The million-dollar question in Park Square Theater’s Red is, “What do you see?” It’s an innocent-sounding question, but the way one answers says everything about him or her. Well, after immersing myself in the world of painter Mark Rothko (played fantastically by J.C. Cutler) for the almost two-hour production, I’m more than willing to tell you what I saw: superb acting, a rich set, and raw emotion.
The play, which opened Friday, September 21, has already received high praise from theater critics across the board, and for good reason. Red shows Cutler at his finest, working the stage as only he can. Rothko was a finicky, unpredictable, celebrated New American Painting artist who won over the country in the 1940s and '50s with his neo-surrealist style. Every moment Cutler is on stage, he is fully invested, whether he’s screaming, crying, reminiscing, or simply standing in silence.
In Red, playwright John Logan takes a stab at what Rothko might have been going through while working on the first of the three mural commissions that would dominate the last years of his life: paintings for the Four Seasons restaurant on Park Avenue. Logan places an assistant, Ken (played by the ever-improving Steven Lee Johnson), into the picture, and the drama that unfolds between the two artists plays out precisely as one might imagine might take place between two creative types stuck inside a windowless warehouse. They bicker over favorite painters, bond over the painting process, grow together through shared stories, and fight so viciously you’re afraid they’re about to murder each other. It’s a pure, heartfelt performance by both men, and the emotions displayed can only be described as genuine.

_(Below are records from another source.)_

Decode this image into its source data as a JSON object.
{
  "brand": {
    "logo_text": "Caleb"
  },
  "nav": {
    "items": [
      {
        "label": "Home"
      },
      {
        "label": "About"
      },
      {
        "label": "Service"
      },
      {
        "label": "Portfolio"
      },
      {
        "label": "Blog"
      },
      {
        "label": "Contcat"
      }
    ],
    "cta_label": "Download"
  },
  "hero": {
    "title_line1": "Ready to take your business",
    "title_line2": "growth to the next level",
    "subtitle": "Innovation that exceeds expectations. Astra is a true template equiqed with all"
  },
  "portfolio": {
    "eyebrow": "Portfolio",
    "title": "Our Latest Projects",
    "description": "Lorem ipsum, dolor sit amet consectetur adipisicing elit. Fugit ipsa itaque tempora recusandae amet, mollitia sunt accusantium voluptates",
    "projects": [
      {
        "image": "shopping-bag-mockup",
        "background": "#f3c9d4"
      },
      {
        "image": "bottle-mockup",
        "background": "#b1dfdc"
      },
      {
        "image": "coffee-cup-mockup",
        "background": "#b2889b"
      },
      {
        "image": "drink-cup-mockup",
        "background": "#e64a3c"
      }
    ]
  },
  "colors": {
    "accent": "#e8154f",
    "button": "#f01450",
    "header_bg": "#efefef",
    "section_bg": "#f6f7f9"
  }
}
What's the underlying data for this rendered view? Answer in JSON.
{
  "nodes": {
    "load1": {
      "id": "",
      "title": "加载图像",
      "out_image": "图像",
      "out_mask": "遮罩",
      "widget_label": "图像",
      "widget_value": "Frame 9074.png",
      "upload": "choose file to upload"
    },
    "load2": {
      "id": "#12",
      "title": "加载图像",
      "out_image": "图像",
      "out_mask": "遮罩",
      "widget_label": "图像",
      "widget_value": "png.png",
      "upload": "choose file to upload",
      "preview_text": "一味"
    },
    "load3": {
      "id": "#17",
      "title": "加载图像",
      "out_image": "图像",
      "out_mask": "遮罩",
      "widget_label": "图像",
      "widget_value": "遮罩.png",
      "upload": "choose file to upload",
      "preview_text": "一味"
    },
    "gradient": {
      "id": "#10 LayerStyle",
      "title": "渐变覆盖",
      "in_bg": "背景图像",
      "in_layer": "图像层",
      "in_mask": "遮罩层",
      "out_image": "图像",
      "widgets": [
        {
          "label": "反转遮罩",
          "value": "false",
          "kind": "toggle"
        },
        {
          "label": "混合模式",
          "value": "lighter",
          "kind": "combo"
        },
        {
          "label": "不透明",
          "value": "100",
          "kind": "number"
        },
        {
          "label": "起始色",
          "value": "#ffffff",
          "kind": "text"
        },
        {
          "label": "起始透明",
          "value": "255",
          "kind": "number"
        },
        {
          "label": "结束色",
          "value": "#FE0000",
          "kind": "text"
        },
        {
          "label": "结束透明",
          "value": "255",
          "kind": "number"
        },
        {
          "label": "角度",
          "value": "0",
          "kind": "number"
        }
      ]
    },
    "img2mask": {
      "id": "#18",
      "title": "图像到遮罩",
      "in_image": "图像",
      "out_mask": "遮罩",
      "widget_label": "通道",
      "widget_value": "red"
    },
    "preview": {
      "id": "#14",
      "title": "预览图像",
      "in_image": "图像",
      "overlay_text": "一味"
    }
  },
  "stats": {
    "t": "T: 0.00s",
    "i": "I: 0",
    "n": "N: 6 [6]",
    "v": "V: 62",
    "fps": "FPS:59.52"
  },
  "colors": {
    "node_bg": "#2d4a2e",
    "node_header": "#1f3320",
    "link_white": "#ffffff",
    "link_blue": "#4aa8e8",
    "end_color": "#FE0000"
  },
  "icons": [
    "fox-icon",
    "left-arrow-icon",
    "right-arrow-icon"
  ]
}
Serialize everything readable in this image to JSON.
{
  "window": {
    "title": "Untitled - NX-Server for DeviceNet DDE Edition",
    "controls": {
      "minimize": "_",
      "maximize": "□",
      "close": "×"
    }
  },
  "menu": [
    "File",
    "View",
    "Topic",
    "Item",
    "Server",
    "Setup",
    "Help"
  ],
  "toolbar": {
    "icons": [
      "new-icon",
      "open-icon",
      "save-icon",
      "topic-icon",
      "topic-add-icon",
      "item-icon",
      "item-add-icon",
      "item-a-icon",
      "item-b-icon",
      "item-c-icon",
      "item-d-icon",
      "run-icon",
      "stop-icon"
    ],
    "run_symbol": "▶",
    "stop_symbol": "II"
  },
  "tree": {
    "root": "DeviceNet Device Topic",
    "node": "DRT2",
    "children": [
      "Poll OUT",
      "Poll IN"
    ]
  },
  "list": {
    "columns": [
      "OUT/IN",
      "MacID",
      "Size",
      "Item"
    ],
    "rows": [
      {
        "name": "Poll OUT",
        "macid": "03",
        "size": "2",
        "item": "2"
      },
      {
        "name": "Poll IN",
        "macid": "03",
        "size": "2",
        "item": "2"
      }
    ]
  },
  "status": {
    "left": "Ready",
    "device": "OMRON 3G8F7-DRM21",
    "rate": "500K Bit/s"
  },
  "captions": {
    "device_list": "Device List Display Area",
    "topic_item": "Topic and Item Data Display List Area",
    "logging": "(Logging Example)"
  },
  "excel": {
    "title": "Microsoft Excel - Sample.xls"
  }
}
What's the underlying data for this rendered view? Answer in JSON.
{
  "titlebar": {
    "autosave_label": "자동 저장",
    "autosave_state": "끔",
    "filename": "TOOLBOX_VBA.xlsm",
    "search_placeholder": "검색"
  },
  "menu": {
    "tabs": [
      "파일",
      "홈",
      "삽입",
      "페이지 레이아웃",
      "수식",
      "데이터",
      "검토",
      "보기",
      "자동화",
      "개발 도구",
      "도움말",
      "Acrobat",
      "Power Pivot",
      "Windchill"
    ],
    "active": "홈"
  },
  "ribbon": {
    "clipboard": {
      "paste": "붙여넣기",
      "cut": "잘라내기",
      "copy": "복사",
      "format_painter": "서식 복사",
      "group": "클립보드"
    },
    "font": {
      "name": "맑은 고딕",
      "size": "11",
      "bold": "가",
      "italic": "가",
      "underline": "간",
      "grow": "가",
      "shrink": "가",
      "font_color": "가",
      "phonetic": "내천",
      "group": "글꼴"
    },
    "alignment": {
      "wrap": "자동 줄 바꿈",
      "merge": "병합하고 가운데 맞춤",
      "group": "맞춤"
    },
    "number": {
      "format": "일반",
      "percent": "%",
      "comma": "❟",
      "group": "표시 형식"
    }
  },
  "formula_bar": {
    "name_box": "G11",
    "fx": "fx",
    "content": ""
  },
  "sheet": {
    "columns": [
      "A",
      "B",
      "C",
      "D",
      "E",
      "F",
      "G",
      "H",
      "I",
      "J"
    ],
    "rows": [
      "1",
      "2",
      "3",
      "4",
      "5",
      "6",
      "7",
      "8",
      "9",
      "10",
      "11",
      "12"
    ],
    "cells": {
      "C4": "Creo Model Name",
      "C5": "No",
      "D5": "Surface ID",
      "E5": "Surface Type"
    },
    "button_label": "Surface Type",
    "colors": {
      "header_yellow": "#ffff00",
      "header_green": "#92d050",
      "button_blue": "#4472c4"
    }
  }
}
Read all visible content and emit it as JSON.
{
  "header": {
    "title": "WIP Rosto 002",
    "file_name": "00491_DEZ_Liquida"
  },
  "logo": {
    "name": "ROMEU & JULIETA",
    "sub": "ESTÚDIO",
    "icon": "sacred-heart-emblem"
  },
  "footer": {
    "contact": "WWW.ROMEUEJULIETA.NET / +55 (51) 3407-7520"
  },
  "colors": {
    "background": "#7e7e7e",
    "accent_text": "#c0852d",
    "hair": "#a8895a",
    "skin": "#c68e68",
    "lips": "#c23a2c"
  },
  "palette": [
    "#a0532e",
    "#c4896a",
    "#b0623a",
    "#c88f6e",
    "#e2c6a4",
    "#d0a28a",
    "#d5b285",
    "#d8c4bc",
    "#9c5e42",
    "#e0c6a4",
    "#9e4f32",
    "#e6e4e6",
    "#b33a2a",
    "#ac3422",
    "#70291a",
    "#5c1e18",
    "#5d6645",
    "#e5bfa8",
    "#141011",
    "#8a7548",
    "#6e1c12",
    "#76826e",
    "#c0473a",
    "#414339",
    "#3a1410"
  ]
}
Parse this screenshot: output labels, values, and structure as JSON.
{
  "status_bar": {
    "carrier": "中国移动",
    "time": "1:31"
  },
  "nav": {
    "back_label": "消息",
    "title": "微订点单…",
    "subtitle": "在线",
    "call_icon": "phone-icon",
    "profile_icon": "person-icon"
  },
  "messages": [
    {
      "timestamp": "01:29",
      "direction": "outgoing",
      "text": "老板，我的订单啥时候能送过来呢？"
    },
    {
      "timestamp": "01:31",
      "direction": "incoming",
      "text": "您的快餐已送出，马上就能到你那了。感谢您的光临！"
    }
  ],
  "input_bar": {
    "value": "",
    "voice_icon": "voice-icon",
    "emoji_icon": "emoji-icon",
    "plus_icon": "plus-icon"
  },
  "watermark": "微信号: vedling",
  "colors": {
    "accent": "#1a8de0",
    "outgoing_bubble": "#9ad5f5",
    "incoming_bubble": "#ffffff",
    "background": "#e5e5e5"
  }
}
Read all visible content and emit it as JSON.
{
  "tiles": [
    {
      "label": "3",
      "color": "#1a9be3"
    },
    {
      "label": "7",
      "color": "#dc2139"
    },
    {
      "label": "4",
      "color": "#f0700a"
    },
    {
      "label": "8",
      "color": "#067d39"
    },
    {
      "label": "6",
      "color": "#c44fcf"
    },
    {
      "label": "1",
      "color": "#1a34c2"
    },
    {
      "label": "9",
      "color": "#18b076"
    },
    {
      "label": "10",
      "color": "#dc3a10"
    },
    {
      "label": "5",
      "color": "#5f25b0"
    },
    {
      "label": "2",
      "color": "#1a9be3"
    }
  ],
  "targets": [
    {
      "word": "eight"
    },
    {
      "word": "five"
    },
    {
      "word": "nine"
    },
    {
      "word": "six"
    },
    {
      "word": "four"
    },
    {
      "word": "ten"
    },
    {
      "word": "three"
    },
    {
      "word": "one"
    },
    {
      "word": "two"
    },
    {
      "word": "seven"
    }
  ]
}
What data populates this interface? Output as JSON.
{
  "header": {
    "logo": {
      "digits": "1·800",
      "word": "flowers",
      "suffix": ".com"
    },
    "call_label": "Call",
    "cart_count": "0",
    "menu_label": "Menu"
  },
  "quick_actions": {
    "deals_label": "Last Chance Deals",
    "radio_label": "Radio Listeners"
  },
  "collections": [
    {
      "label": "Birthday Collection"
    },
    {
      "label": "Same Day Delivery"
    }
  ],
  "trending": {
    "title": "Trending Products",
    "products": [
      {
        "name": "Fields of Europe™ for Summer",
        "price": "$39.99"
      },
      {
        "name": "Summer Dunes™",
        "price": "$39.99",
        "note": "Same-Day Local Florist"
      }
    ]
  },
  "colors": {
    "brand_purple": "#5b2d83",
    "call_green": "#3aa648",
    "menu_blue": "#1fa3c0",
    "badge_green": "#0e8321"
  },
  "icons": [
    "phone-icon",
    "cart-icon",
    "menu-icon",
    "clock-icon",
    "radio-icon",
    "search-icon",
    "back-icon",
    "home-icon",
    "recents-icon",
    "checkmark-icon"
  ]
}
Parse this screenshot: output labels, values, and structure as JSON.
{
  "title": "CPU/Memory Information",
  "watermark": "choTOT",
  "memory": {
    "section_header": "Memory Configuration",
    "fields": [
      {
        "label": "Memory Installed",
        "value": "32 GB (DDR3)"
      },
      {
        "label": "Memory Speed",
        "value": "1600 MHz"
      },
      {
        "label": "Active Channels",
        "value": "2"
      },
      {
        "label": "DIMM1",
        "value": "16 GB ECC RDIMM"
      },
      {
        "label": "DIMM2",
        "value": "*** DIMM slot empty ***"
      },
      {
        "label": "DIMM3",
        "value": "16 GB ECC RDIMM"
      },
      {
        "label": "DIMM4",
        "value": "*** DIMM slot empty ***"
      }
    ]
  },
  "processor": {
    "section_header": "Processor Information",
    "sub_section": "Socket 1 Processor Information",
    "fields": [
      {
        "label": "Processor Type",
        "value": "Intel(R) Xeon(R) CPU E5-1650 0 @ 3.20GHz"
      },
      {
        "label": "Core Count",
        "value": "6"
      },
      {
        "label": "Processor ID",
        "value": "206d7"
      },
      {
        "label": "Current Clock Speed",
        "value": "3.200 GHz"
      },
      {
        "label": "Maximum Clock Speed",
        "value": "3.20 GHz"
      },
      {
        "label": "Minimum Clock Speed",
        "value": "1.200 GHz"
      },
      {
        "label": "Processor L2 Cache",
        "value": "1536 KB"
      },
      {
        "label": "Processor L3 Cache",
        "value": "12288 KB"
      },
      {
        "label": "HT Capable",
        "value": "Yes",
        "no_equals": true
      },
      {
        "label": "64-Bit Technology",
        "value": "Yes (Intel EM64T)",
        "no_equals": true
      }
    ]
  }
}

One cannot feign chemistry, and the interaction between Cutler and Johnson in Red feels as real as any father-son relationship, be it by blood or by circumstance. If for no other reason than to see what truly good acting looks like, go see this show. You won’t regret it.
Through Sunday, October 7
Park Square Theater, 20 W. Seventh Place, St. Paul, 651-291-7005
Posted on Monday, October 1, 2012 in Permalink